▶ [DESCRIPTION OF THE TASK]: Copy all lines in the material holding the string "term".

RECORDS FOR THE EXERCISE below:

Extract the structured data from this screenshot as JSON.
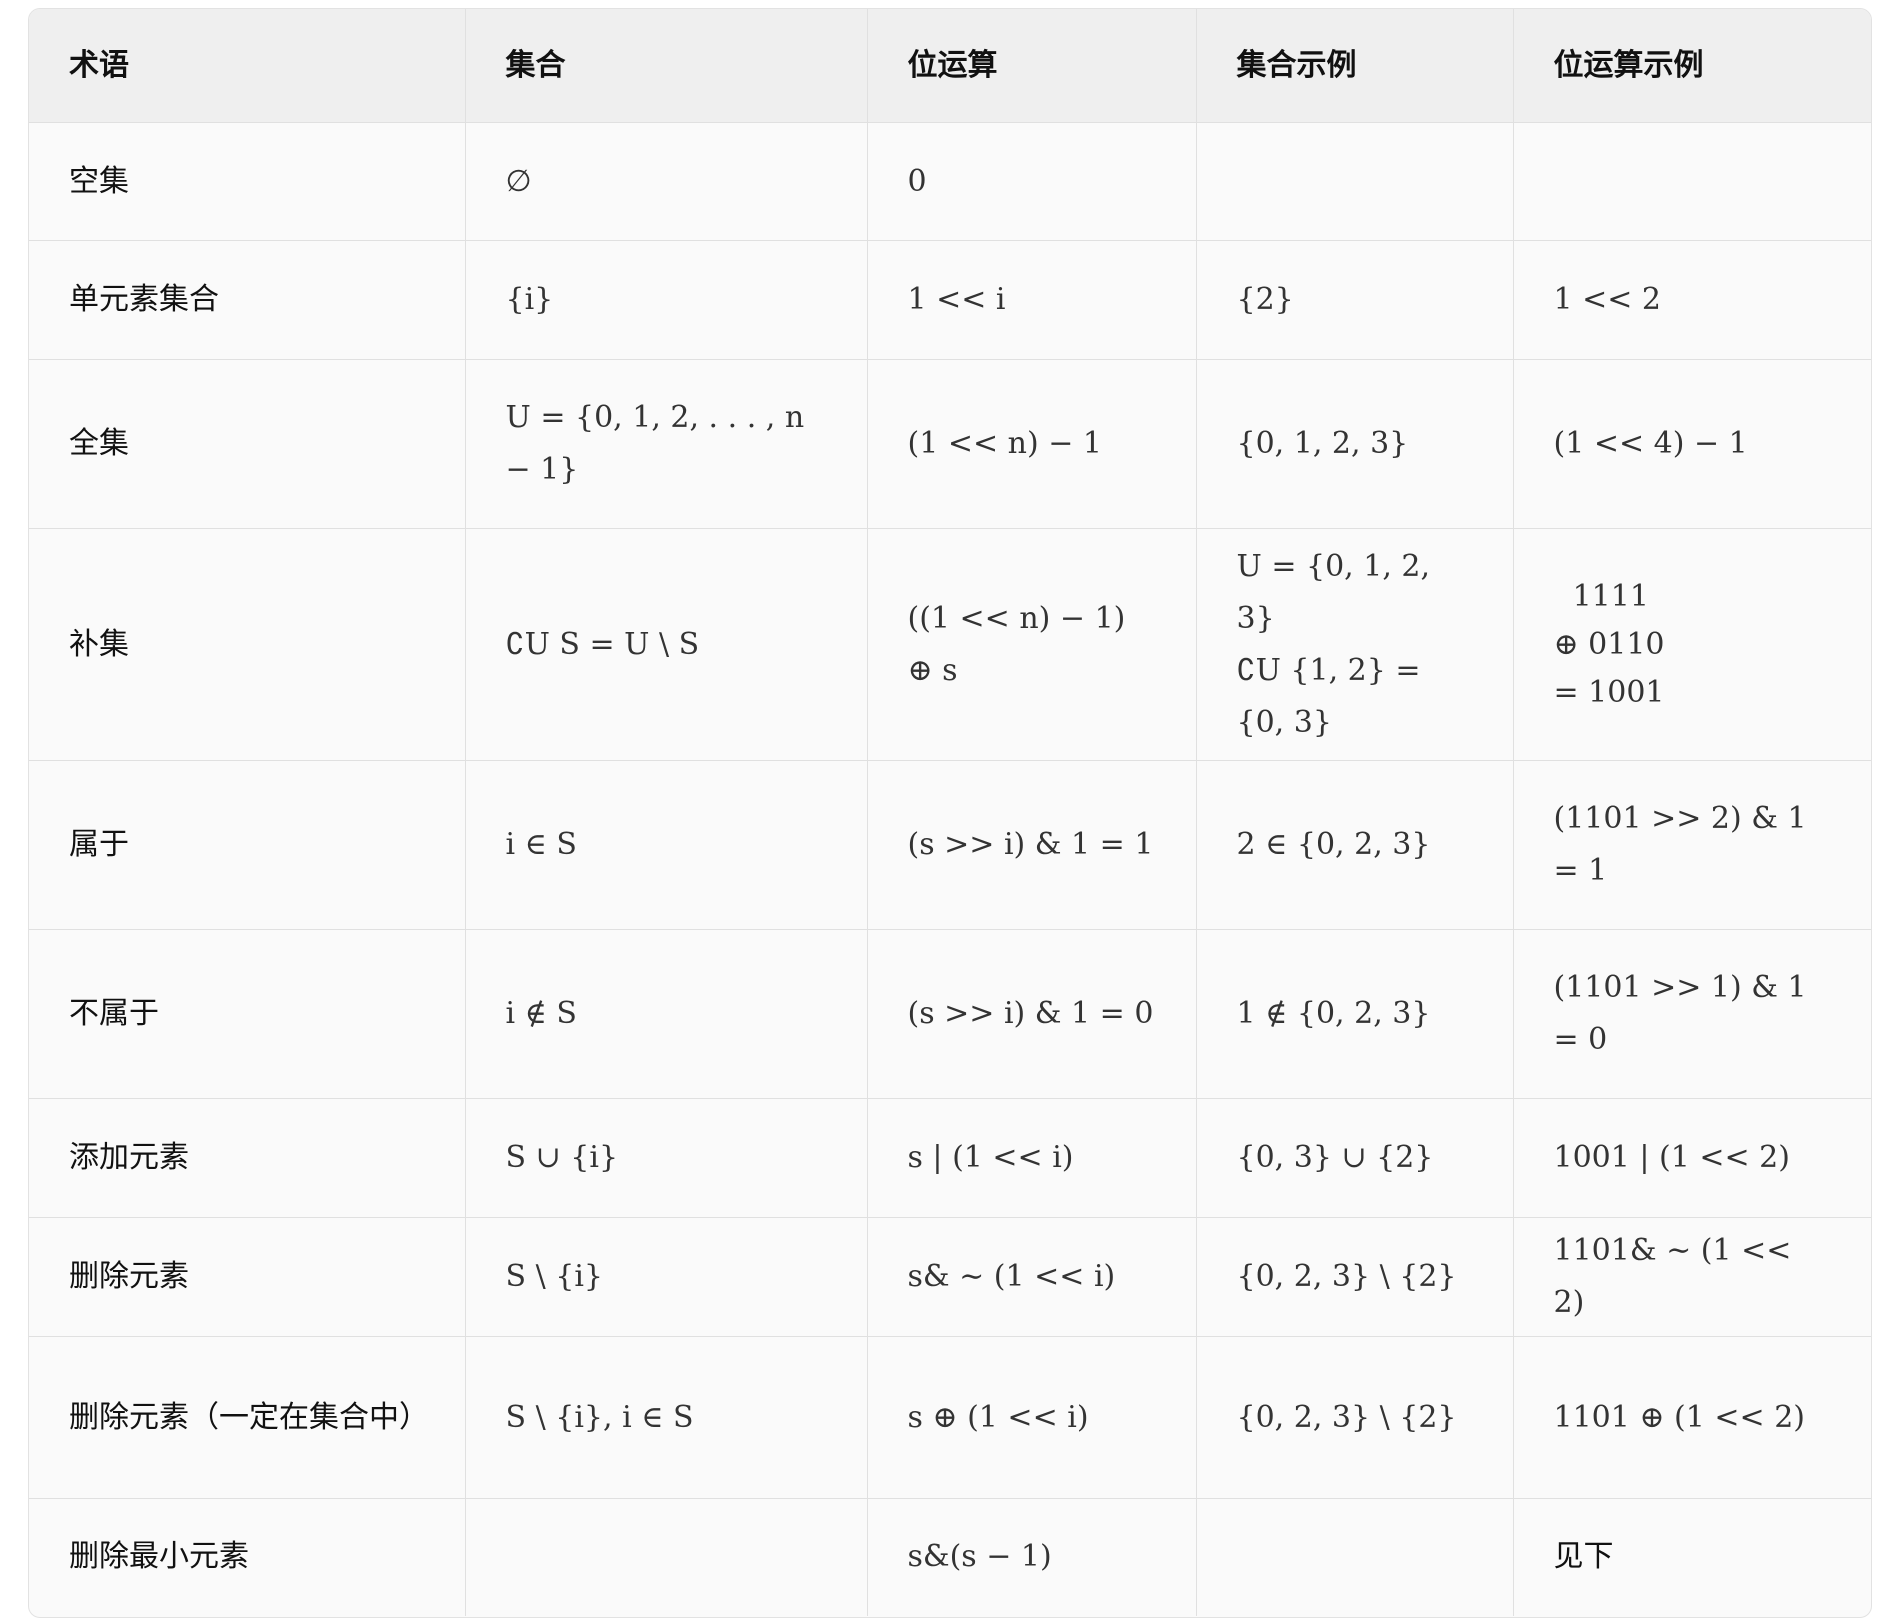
{
  "headers": [
    "术语",
    "集合",
    "位运算",
    "集合示例",
    "位运算示例"
  ],
  "rows": [
    {
      "term": "空集",
      "set": "∅",
      "bit": "0",
      "set_example": "",
      "bit_example": ""
    },
    {
      "term": "单元素集合",
      "set": "{i}",
      "bit": "1 << i",
      "set_example": "{2}",
      "bit_example": "1 << 2"
    },
    {
      "term": "全集",
      "set": "U = {0, 1, 2, . . . , n − 1}",
      "bit": "(1 << n) − 1",
      "set_example": "{0, 1, 2, 3}",
      "bit_example": "(1 << 4) − 1"
    },
    {
      "term": "补集",
      "set": "∁U S = U \\ S",
      "bit": "((1 << n) − 1) ⊕ s",
      "set_example": [
        "U = {0, 1, 2, 3}",
        "∁U {1, 2} = {0, 3}"
      ],
      "bit_example": [
        "  1111",
        "⊕ 0110",
        "= 1001"
      ]
    },
    {
      "term": "属于",
      "set": "i ∈ S",
      "bit": "(s >> i) & 1 = 1",
      "set_example": "2 ∈ {0, 2, 3}",
      "bit_example": "(1101 >> 2) & 1 = 1"
    },
    {
      "term": "不属于",
      "set": "i ∉ S",
      "bit": "(s >> i) & 1 = 0",
      "set_example": "1 ∉ {0, 2, 3}",
      "bit_example": "(1101 >> 1) & 1 = 0"
    },
    {
      "term": "添加元素",
      "set": "S ∪ {i}",
      "bit": "s | (1 << i)",
      "set_example": "{0, 3} ∪ {2}",
      "bit_example": "1001 | (1 << 2)"
    },
    {
      "term": "删除元素",
      "set": "S \\ {i}",
      "bit": "s& ∼ (1 << i)",
      "set_example": "{0, 2, 3} \\ {2}",
      "bit_example": "1101& ∼ (1 << 2)"
    },
    {
      "term": "删除元素（一定在集合中）",
      "set": "S \\ {i}, i ∈ S",
      "bit": "s ⊕ (1 << i)",
      "set_example": "{0, 2, 3} \\ {2}",
      "bit_example": "1101 ⊕ (1 << 2)"
    },
    {
      "term": "删除最小元素",
      "set": "",
      "bit": "s&(s − 1)",
      "set_example": "",
      "bit_example": "见下"
    }
  ]
}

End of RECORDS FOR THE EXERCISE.

▶ [PROBLEM SOLUTION]:
      "term": "空集",
      "term": "单元素集合",
      "term": "全集",
      "term": "补集",
      "term": "属于",
      "term": "不属于",
      "term": "添加元素",
      "term": "删除元素",
      "term": "删除元素（一定在集合中）",
      "term": "删除最小元素",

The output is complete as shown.